WHAT IS NEEDED — What lines of the data hold the string "Sector"? Copy them all.

App and web page records:
■ ■ ■ ■ ■
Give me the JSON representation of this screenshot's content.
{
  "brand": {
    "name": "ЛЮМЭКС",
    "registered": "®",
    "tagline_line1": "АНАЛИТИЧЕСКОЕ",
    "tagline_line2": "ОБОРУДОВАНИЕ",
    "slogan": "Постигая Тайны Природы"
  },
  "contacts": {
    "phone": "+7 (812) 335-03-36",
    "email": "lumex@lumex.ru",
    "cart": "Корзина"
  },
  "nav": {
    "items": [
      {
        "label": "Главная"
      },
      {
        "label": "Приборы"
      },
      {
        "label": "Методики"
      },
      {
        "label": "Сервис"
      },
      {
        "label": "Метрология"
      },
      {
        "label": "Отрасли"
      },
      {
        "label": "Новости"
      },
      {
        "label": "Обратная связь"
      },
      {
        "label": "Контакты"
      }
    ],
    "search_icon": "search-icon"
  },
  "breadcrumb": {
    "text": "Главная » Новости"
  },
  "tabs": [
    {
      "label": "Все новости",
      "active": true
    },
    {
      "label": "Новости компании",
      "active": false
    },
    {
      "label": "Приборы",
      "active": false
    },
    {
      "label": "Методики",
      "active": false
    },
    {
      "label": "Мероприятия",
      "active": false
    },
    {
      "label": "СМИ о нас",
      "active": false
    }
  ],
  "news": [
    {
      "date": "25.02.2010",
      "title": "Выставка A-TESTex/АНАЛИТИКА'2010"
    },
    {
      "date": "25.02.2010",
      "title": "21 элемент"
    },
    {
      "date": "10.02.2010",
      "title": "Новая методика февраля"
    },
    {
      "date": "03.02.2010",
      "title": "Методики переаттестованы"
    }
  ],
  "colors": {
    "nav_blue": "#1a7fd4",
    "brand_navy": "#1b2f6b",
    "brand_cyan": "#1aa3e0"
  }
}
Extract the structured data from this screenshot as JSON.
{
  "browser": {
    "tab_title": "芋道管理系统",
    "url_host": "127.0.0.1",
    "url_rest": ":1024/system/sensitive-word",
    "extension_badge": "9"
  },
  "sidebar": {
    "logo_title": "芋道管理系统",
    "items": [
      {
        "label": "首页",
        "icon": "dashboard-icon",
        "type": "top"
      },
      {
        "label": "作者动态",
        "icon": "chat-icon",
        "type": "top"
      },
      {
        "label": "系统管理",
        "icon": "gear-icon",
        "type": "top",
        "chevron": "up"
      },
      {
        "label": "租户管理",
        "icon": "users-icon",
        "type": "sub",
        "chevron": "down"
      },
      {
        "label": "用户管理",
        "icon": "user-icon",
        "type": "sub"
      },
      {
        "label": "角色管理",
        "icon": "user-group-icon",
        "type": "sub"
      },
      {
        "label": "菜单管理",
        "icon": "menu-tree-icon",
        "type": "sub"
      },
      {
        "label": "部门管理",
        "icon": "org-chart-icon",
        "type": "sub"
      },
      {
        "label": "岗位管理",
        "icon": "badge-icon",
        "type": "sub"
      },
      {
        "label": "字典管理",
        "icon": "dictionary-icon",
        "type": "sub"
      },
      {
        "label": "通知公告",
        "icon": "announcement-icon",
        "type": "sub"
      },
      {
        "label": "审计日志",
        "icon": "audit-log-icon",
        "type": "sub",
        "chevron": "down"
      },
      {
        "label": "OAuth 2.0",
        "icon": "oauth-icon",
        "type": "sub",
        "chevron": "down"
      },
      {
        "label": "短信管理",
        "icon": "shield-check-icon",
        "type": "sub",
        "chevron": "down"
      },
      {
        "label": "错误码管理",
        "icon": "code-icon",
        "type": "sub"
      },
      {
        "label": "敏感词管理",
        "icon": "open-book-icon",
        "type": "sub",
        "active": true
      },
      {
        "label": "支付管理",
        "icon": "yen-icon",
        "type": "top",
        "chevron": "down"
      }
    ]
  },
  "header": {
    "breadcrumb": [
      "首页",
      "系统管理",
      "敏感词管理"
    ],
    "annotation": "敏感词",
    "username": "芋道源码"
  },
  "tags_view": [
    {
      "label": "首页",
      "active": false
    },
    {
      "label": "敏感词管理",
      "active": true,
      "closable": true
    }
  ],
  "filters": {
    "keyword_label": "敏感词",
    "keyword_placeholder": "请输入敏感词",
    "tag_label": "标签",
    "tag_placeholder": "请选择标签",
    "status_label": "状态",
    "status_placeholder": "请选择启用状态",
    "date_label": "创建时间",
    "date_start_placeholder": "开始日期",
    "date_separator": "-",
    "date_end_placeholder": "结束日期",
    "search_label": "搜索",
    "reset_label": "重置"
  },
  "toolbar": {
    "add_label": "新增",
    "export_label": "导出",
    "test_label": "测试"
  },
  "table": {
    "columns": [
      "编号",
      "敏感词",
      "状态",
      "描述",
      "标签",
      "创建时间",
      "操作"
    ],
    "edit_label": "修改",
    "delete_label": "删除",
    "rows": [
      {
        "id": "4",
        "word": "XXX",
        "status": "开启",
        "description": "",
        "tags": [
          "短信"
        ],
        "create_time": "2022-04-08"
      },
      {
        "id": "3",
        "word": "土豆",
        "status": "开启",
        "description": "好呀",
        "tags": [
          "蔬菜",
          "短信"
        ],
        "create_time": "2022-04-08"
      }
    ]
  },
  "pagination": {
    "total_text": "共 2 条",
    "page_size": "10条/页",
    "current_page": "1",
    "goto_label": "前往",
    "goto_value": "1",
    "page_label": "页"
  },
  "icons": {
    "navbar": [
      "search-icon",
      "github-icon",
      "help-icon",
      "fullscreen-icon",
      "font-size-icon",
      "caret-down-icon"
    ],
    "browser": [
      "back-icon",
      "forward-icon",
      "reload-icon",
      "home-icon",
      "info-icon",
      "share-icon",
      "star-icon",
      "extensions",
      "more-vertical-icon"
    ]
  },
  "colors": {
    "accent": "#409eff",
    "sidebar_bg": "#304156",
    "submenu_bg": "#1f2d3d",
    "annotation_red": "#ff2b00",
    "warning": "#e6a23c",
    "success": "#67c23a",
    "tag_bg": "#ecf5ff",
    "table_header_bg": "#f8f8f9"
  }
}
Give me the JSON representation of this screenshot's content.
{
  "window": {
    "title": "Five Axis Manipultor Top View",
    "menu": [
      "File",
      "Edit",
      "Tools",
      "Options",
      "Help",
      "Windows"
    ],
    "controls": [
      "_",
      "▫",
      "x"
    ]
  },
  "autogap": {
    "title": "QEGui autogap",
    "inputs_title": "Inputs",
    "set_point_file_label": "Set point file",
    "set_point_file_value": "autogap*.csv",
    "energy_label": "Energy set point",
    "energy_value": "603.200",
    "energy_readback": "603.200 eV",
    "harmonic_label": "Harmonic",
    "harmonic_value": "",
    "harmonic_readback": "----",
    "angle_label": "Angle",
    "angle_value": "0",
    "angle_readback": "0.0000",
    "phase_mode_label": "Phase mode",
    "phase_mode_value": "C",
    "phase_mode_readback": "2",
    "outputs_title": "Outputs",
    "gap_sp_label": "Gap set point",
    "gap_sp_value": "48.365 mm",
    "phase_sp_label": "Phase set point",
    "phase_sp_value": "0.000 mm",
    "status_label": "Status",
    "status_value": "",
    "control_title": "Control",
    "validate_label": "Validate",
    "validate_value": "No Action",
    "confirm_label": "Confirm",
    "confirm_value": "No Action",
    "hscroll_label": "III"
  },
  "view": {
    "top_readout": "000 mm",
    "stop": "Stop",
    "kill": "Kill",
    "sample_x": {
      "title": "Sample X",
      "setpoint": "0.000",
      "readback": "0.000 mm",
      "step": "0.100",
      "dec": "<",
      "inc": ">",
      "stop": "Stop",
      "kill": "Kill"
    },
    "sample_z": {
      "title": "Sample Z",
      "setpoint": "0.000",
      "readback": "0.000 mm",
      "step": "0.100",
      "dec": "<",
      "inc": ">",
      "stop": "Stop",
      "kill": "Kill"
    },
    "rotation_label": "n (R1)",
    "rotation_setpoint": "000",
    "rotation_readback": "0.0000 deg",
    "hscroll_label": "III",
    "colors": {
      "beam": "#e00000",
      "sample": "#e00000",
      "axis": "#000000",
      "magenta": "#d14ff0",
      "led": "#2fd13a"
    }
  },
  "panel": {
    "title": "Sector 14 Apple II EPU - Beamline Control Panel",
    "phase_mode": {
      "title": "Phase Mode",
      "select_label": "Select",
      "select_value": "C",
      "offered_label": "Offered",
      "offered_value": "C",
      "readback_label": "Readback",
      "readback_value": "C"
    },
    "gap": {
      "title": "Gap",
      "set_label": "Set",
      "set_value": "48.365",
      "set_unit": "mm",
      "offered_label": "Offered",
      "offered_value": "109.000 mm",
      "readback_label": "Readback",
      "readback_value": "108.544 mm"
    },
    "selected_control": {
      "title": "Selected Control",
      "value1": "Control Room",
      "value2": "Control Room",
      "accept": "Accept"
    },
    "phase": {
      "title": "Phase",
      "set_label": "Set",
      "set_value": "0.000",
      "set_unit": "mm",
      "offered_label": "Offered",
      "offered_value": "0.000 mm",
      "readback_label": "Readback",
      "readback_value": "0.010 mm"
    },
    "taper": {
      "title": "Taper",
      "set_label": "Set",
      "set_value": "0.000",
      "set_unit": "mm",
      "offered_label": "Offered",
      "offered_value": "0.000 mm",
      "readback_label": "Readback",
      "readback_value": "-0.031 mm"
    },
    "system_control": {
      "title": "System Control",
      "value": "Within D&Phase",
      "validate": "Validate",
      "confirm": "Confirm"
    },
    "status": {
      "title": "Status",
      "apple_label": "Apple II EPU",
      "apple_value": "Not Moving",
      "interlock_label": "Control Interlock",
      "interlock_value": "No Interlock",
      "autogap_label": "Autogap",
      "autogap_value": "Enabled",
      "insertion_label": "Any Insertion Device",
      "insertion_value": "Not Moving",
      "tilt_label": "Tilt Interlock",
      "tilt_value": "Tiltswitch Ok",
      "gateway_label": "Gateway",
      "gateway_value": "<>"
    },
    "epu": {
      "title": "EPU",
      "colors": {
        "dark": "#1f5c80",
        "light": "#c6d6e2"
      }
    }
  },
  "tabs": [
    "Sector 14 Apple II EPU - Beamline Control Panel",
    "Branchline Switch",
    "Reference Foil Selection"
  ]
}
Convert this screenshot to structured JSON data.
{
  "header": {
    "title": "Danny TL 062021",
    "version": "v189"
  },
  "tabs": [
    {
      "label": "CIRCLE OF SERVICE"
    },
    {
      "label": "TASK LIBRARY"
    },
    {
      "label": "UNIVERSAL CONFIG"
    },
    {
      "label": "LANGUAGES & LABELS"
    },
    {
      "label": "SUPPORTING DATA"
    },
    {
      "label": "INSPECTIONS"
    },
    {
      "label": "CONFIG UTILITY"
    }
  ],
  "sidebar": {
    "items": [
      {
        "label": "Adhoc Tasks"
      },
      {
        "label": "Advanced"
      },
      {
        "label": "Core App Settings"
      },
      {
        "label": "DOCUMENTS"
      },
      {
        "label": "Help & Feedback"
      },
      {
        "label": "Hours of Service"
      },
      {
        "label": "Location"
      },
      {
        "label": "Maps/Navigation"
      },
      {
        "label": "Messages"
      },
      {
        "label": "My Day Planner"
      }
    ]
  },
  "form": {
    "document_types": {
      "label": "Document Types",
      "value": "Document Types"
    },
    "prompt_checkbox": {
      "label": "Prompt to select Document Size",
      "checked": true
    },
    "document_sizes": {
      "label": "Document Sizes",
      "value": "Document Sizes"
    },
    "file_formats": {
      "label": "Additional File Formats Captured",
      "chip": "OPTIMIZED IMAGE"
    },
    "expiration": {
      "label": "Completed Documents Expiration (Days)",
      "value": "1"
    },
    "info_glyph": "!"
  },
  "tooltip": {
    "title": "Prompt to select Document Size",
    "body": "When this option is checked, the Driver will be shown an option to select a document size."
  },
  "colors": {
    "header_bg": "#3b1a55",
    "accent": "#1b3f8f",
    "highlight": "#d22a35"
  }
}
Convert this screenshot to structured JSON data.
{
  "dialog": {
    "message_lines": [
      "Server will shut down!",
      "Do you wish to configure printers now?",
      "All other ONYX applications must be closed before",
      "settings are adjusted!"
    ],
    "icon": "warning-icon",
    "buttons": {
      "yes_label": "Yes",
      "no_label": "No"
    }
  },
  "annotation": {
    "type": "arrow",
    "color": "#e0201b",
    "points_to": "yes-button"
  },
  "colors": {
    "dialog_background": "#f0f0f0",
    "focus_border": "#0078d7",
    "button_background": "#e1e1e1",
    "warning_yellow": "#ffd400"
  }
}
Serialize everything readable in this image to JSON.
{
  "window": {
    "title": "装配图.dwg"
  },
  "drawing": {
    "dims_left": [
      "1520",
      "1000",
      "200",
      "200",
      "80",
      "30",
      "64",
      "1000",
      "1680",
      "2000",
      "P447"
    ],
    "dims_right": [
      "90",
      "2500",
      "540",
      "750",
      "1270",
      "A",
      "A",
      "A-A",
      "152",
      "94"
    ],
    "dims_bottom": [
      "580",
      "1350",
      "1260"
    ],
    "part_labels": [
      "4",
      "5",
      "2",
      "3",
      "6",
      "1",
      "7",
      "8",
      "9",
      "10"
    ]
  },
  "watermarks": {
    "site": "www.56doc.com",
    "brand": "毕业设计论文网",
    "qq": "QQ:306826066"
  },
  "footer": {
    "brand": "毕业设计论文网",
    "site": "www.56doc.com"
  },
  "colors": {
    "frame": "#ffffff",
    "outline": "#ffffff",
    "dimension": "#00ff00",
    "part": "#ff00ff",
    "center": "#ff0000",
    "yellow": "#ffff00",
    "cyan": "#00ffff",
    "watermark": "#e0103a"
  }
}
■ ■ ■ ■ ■
WRITTEN RESPONSE —
    "title": "Sector 14 Apple II EPU - Beamline Control Panel",
    "Sector 14 Apple II EPU - Beamline Control Panel",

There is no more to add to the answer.